America is truly the land of insurance surveillance. Individuals looking for financial protection during periods of disability purchase and pay premium with the promise from insurers of providing financial “security”, while at the same time they scheme to pay fewer than 60% of claims submitted for payment. In reality, disability insurance is probably one of the most egregious scams in this country.
While most insureds are unaware of the aggressive protocols put into action, eventually the jig is up when strange cars are parked across the street, unfamiliar faces keep turning up, neighbors tell you they were interviewed, cookies show up on your computer, and the same car follows you down Interstate 95. It’s not too hard to figure out you are being surveilled when you look out your window and see an unshaven, burly man hiding behind a camera pointed straight at you from across the street.
One of my clients called me on Friday to say, “Linda I can’t believe it! Unum sent me my file and it conducted surveillance not once but twice! They even investigated my family and friends. I didn’t even realize I was being watched. It’s so embarrassing to realize how far Unum will go to deny my claim.” “Yes”, I informed him, “but physically watching you is just the tip of the iceberg.”
Insurers defend surveillance as an investigative measure to insure claimants (and their physicians) are reporting realistic medical restrictions and limitations. Since disability insurers automatically adopt policies of “paranoia” accepting that all those who file claims are malingerers, it seems fitting from their perspective that they have a right to defend their profitability with surveillance.
Every disability insured or claimant should expect to be surveilled at least once, possibly more, during the history of their claim. Insurance companies spend millions of dollars yearly for surveillance investigations because they also profit by millions by denying claims based on “observance and misrepresentation of what is seen.” On those occasions when claims handlers run out of contractual reasons to deny claims they often rely on surveillance to bolster otherwise weak denials.
“Those who say to me, “Linda, I don’t care if The Hartford watches me, I don’t do anything wrong”, do not understand the danger of surveillance and the insurance company’s ability to distort and misrepresent even the most modest physical activity as work capacity.

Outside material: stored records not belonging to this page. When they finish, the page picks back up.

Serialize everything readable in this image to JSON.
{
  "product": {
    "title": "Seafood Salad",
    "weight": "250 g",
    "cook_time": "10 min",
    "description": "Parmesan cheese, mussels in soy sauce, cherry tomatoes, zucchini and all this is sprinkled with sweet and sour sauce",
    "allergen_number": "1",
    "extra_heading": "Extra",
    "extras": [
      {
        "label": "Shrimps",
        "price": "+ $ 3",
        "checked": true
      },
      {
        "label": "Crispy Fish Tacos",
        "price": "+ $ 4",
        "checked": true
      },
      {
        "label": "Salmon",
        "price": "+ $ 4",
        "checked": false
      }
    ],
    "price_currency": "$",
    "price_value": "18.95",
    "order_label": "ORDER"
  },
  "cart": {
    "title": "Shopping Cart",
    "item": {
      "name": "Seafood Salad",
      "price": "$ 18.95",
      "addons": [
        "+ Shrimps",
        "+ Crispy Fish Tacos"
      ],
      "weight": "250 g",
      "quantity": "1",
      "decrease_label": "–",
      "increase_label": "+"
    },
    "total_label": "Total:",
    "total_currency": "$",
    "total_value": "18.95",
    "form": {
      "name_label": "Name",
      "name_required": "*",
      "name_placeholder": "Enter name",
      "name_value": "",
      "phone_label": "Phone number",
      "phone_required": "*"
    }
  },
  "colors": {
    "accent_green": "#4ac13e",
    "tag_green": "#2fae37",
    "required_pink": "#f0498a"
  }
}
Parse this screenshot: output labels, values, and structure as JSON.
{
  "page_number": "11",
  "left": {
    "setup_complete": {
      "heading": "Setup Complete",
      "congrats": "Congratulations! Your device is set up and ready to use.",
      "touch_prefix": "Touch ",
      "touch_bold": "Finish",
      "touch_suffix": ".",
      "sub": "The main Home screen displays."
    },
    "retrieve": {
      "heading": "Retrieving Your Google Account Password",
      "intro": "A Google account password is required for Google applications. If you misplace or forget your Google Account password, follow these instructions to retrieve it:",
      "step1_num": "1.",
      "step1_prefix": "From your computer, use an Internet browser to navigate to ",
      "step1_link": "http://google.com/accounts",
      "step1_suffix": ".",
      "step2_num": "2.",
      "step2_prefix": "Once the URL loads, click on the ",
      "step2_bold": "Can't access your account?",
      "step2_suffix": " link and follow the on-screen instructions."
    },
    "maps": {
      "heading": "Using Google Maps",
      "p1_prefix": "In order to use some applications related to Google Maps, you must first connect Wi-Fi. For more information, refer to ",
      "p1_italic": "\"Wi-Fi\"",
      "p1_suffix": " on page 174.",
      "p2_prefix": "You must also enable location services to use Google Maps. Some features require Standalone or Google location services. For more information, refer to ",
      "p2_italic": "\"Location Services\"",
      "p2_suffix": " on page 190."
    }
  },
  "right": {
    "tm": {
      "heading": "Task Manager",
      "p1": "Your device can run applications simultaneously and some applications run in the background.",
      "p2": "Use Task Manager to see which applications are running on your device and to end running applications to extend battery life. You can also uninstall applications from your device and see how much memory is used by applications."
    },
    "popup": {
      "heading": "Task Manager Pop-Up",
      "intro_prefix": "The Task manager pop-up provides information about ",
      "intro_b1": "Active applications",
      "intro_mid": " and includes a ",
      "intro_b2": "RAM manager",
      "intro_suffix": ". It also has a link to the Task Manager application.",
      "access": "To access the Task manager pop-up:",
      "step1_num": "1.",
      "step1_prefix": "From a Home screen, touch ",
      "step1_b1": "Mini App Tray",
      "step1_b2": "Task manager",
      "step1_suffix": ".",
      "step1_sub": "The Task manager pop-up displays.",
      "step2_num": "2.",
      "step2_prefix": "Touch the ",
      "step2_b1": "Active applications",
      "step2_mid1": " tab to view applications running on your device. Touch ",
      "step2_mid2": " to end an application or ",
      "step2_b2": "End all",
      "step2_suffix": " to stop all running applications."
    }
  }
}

Although in truth a three-day surveillance should not be proof of one’s ability to return to work full-time, insurance companies use anything they can get to allege insureds have work capacity in some form.
But, physical “sit in your face” surveillance is just the beginning. Internet investigation, “snoop dogging” I call it, is also a very lucrative business. Insurers now maintain unique tech departments loaded with equipment that do nothing more than navigate the Internet looking for insureds who sign up for Facebook, Twitter, LinkedIn, MySpace, and who also have left over websites from businesses they had 10 years ago.
In my recent experience, most of Unum’s snoop dogging results in inaccurate and grossly outdated allegations the company just won’t let go of. When did the Internet suddenly become the most reliable source of information in the US? Do people actually believe everything they read on the Net? Insurers do, or at least they accept the information as true until insureds and claimants can prove it false.
Although in my 21 years of managing disability claims on both sides of the fence I’ve probably read thousands of insurance surveillance reports, less than 10% actually represent information about insureds who are engaging in activities over and beyond what is reported as disability. Insureds who attempt to defend their viewed activities with, “Yes, I walked around the Mall with my granddaughter on Sunday, but I paid for it all week’, usually don’t win the argument of whether they can work or not.
The final gist of insurance surveillance rests with personal investigation aimed at attacking credibility. Data base information obtained from any number of sources reveals, bankruptcies, marriages/divorces, adoptions, fertility consultations, credit ratings, lawsuits, bank accounts, registered vehicles, boats, snow machines etc. and military records, is used to discredit the character of insureds. No one’s perfect, and those who have shady pasts are still entitled to disability benefits if they meet the conditions of the policy contract.
In my opinion interviewing neighbors is probably one of the most egregious invasions of privacy since neighbors who have an axe to grind are given the opportunity to say anything they want to. And, insurers eat it up.
Signing insurance Authorizations is a relatively small gesture compared to global resources of data base information available to insurance companies. Location identifying iPhones, GPS, satellite tracking devices, and more, can locate more information about insureds that they ever believed possible.
The tactic, or strategy here is to get the down and dirty on every insured and claimant who files a disability claim for the purpose of using the information to terminate legitimate payable claims thereby increasing profitability. “It isn’t personal, it’s strictly business.”
In the meantime insureds, scared by the overwhelming invasions of privacy, live their lives walking on egg shells of stress looking behind every bush for insurance investigators. One thing is certain – the “snoop dogs” will show up eventually, you can count on it.